- **ENTRIES PROVIDED**
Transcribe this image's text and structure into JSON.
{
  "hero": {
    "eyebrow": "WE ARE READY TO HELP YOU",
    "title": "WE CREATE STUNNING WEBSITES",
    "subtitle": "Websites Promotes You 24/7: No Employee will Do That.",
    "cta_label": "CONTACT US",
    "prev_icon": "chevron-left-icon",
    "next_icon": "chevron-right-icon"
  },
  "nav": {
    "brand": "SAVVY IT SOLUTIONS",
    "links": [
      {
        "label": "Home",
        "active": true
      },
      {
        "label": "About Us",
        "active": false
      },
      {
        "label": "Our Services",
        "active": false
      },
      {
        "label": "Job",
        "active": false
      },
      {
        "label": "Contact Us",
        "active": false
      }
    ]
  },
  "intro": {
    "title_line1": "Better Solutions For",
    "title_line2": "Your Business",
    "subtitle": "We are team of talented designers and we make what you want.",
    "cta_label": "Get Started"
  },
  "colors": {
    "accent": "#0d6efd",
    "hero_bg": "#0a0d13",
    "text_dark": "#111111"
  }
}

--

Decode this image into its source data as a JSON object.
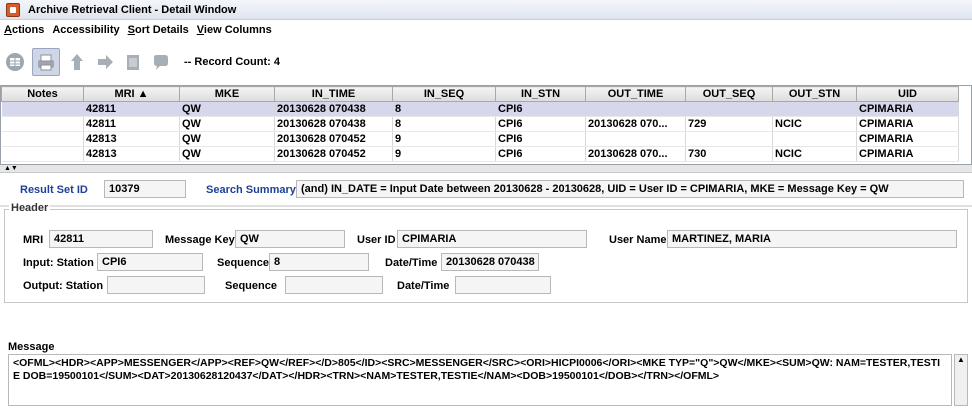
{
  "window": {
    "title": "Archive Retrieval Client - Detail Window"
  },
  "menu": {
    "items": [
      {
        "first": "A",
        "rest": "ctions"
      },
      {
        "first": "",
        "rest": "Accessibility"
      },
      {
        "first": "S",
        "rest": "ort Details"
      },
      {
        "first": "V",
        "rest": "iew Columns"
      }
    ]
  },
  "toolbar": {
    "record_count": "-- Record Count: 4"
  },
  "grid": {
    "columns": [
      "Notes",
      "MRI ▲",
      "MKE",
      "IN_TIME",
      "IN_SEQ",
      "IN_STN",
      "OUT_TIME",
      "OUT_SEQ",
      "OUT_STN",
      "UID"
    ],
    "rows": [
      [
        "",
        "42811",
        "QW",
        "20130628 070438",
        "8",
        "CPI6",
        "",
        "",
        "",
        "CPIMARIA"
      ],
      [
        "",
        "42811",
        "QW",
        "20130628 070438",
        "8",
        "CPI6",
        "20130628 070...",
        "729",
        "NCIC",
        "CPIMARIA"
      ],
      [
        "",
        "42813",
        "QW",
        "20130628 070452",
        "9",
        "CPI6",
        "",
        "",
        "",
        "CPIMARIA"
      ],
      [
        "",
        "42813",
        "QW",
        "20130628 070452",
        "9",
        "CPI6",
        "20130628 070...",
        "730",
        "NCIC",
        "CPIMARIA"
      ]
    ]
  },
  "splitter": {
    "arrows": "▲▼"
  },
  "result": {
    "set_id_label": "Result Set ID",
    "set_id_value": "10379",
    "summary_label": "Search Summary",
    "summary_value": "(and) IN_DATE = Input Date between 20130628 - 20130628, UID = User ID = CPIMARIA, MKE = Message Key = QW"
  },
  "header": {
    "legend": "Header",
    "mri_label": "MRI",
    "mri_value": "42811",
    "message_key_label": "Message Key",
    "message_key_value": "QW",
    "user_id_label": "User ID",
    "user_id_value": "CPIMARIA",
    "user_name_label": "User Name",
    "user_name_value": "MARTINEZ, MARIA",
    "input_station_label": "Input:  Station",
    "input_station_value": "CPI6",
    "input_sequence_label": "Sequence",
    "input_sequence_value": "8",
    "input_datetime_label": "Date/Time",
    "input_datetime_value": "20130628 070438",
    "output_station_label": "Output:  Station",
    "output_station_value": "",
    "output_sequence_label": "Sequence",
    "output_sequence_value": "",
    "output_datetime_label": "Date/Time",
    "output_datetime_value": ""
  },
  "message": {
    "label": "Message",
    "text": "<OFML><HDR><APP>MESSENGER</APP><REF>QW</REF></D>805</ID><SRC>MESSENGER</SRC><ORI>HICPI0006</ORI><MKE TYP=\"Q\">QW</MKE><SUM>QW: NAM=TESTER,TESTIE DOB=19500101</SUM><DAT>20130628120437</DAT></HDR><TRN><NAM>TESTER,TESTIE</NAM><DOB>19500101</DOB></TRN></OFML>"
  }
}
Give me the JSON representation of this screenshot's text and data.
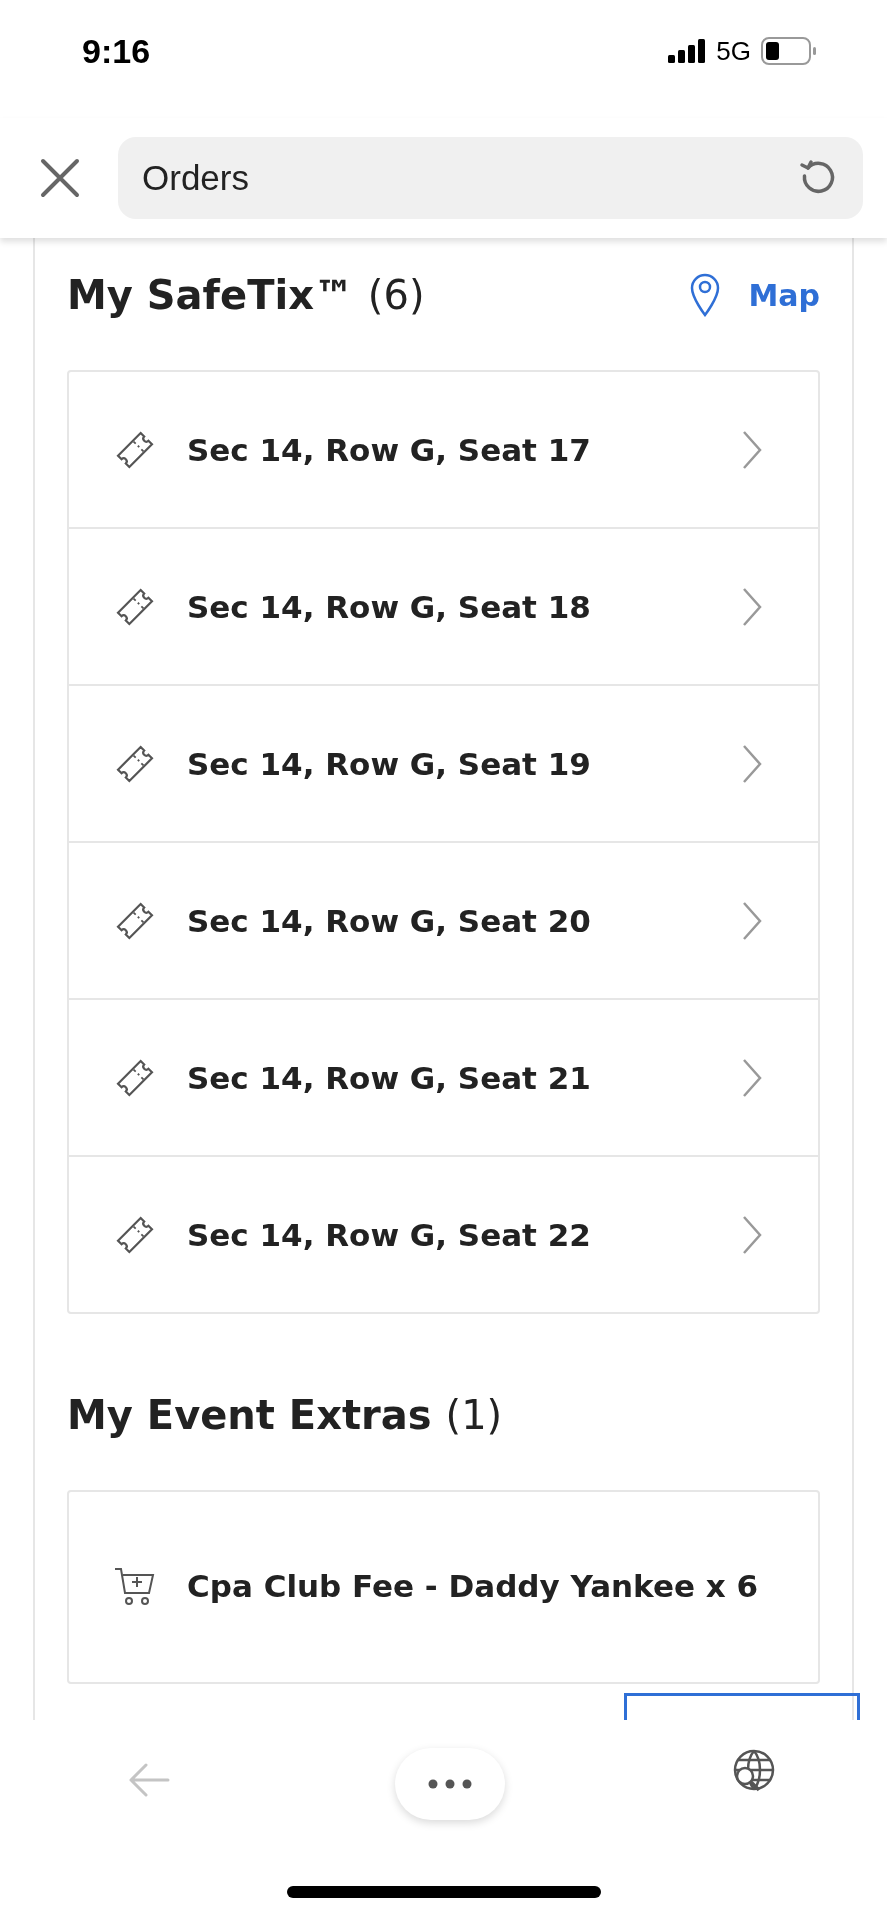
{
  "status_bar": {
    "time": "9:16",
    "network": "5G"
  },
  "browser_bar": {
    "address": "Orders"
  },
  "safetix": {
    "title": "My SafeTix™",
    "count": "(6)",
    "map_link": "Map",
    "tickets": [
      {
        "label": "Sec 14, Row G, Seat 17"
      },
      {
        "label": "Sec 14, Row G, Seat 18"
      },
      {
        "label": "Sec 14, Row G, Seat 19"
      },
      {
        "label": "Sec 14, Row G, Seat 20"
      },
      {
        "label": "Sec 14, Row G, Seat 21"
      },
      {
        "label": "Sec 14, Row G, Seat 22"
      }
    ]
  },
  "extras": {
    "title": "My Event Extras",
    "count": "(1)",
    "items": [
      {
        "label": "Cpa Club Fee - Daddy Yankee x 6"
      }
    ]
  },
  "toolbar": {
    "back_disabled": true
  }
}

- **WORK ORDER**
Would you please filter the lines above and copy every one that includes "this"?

- **PROBLEM SOLUTION**
Transcribe this image's text and structure into JSON.
Decode this image into its source data as a JSON object.
Give me the JSON representation of this screenshot's text and data.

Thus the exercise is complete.